Uncovering corporate malfeasance at “perhaps the world’s best-known agricultural powerhouse.”
Former Reuters senior correspondent Gillam shows how Monsanto has suppressed indications that its popular weed killer Roundup, “the most widely used herbicide in the world,” has been found to trigger endocrine disruptions “linked to some cancers, birth defects, and developmental problems in children.” Two decades ago, the author was covering finance and real estate when she was switched to the agriculture beat. She admits to being disappointed at first, even though the choices farmers make amount to “billions of dollars in combined sales of seeds and herbicide” for corporations like Monsanto, which also markets genetically modified seeds able to withstand glyphosate, the major chemical component in Roundup. In the author’s well-informed opinion, Monsanto has hit upon a brilliant marketing strategy in showing how farmers can kill weeds without endangering the survival of their genetically modified crops. The widespread use of Roundup on farms, golf courses, and lawns reaches into every corner of our lives, and this is reflected in Monsanto’s balance sheet. However, as Gillam notes, the human health costs have yet to be determined. The Environmental Protection Agency has set the level of legally allowed residues higher than those considered acceptable in any other country, and it has failed to mandate across-the-board testing for residues on food. For example, tests of some “organic” honey revealed toxin levels five times the legal limit allowed by the European Union. As the author relates, some studies have concluded that the evidence of glyphosate’s toxicity is mixed regarding humans but definitive with animals. In this hard-hitting, eye-opening narrative, Gillam calls for widespread reform of the American regulatory system, which would mandate that the Department of Agriculture conduct routine tests of food products for glyphosate residues and release the results for public scrutiny.

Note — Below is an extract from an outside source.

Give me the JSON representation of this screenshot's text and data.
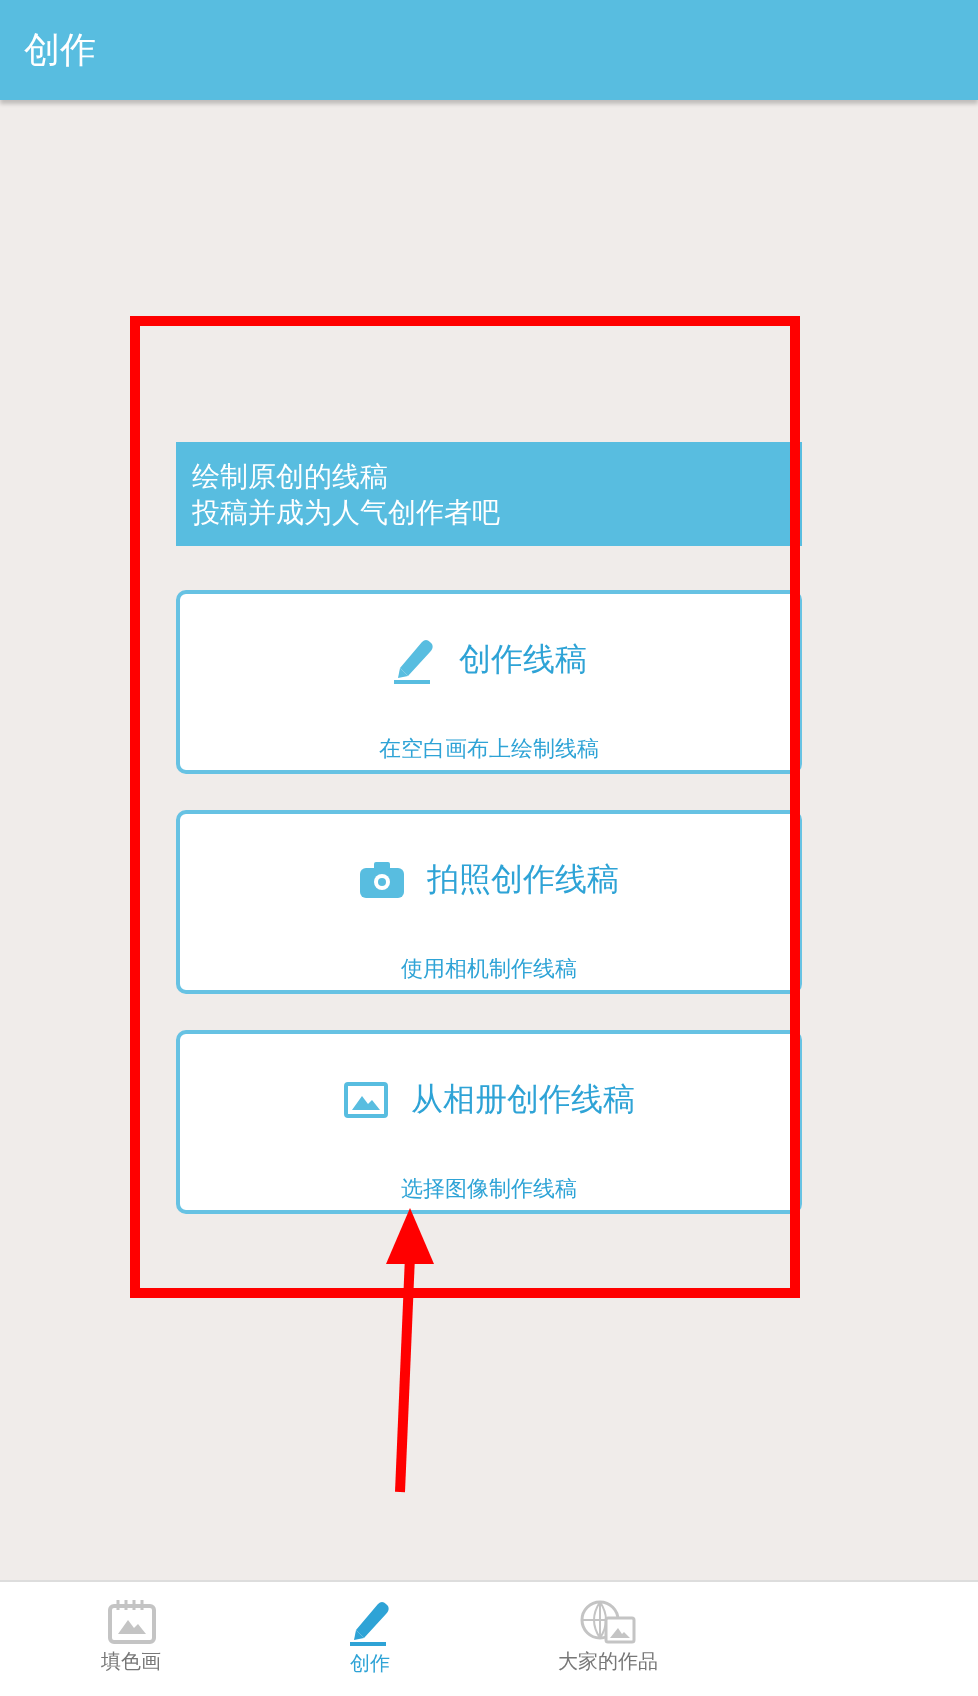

A forceful argument for an agricultural regulatory environment that puts public interest above corporate profits.